(Records)

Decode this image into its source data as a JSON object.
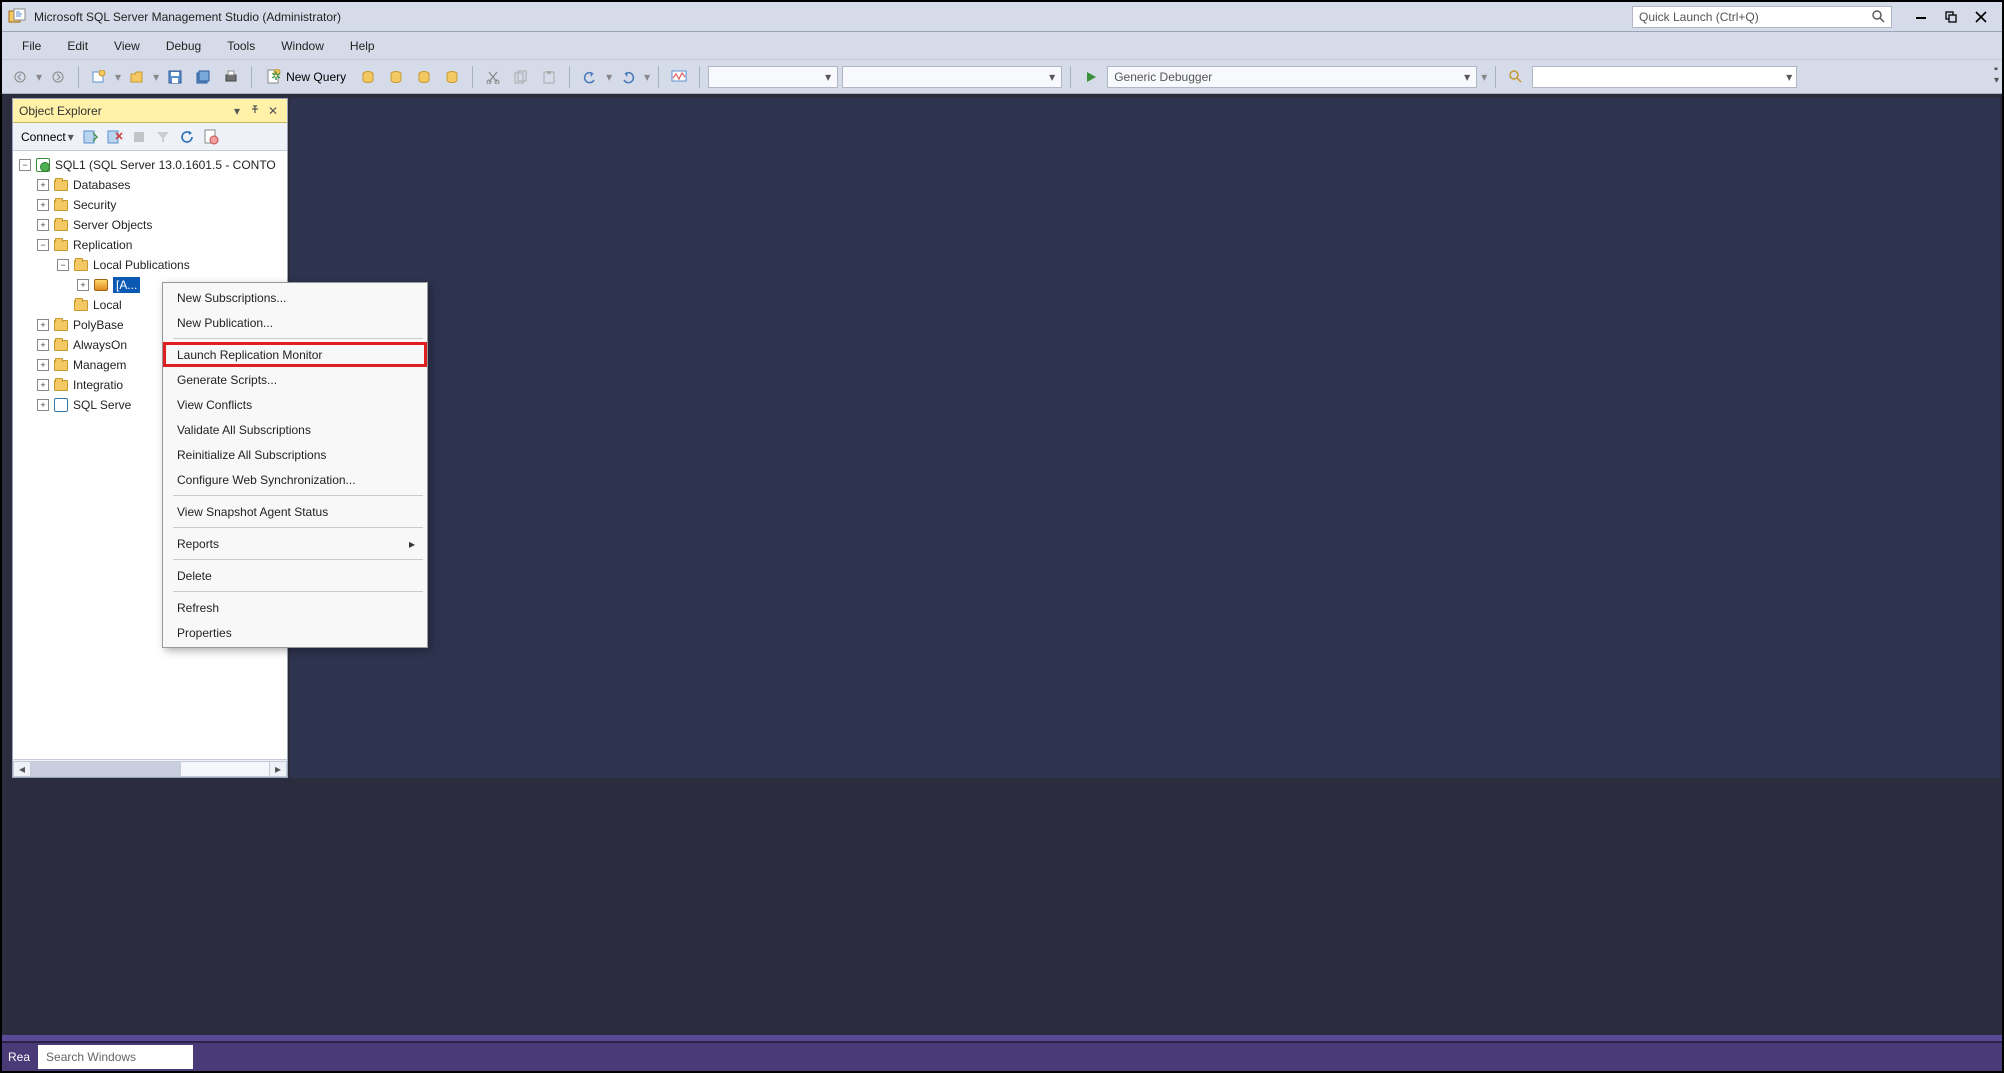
{
  "title": "Microsoft SQL Server Management Studio (Administrator)",
  "quick_launch_placeholder": "Quick Launch (Ctrl+Q)",
  "menu": [
    "File",
    "Edit",
    "View",
    "Debug",
    "Tools",
    "Window",
    "Help"
  ],
  "toolbar": {
    "new_query": "New Query",
    "debugger": "Generic Debugger"
  },
  "object_explorer": {
    "title": "Object Explorer",
    "connect": "Connect",
    "server": "SQL1 (SQL Server 13.0.1601.5 - CONTO",
    "nodes": {
      "databases": "Databases",
      "security": "Security",
      "server_objects": "Server Objects",
      "replication": "Replication",
      "local_publications": "Local Publications",
      "publication_item": "[A...",
      "local_subscriptions": "Local",
      "polybase": "PolyBase",
      "alwayson": "AlwaysOn",
      "management": "Managem",
      "integration": "Integratio",
      "sql_agent": "SQL Serve"
    }
  },
  "context_menu": {
    "new_subscriptions": "New Subscriptions...",
    "new_publication": "New Publication...",
    "launch_replication_monitor": "Launch Replication Monitor",
    "generate_scripts": "Generate Scripts...",
    "view_conflicts": "View Conflicts",
    "validate_all": "Validate All Subscriptions",
    "reinitialize_all": "Reinitialize All Subscriptions",
    "configure_web_sync": "Configure Web Synchronization...",
    "view_snapshot": "View Snapshot Agent Status",
    "reports": "Reports",
    "delete": "Delete",
    "refresh": "Refresh",
    "properties": "Properties"
  },
  "taskbar": {
    "status": "Rea",
    "search_placeholder": "Search Windows"
  }
}
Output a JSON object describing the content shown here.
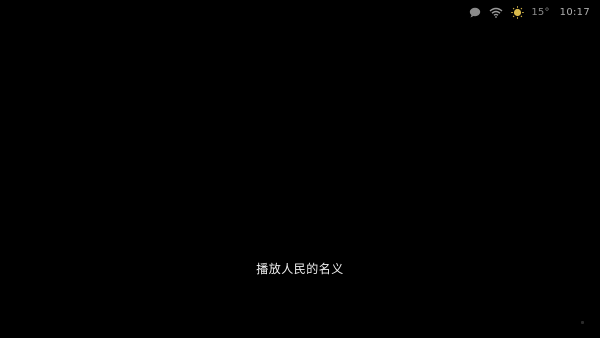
{
  "status_bar": {
    "icons": [
      "message-icon",
      "wifi-icon",
      "weather-sun-icon"
    ],
    "temperature": "15°",
    "time": "10:17"
  },
  "voice_prompt": {
    "text": "播放人民的名义"
  },
  "colors": {
    "background": "#000000",
    "status_text": "#9a9a9a",
    "prompt_text": "#f0f0f0",
    "weather_accent": "#d8b84a"
  }
}
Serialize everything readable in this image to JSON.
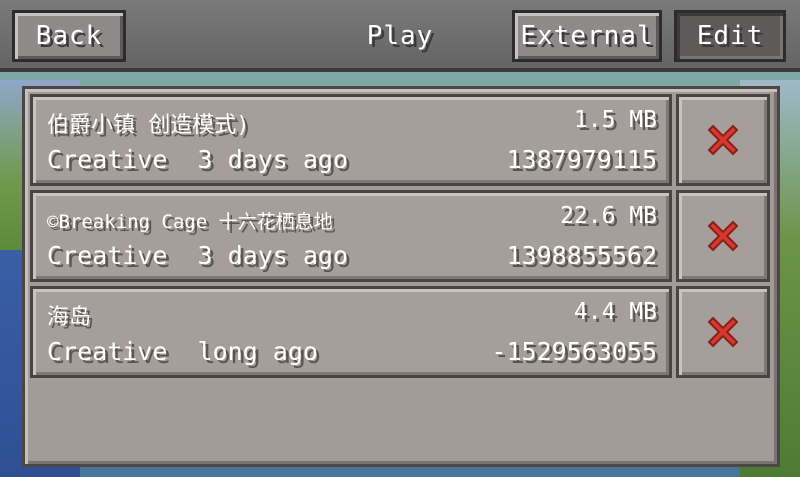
{
  "header": {
    "back_label": "Back",
    "title": "Play",
    "external_label": "External",
    "edit_label": "Edit"
  },
  "worlds": [
    {
      "name": "伯爵小镇 创造模式)",
      "size": "1.5 MB",
      "mode_and_time": "Creative  3 days ago",
      "seed": "1387979115"
    },
    {
      "name": "©Breaking Cage 十六花栖息地",
      "size": "22.6 MB",
      "mode_and_time": "Creative  3 days ago",
      "seed": "1398855562"
    },
    {
      "name": "海岛",
      "size": "4.4 MB",
      "mode_and_time": "Creative  long ago",
      "seed": "-1529563055"
    }
  ],
  "icons": {
    "delete": "red-x-icon"
  },
  "colors": {
    "delete_red": "#d63a2e",
    "panel": "#a29b98"
  }
}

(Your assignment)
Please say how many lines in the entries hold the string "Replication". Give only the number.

(Result below)
2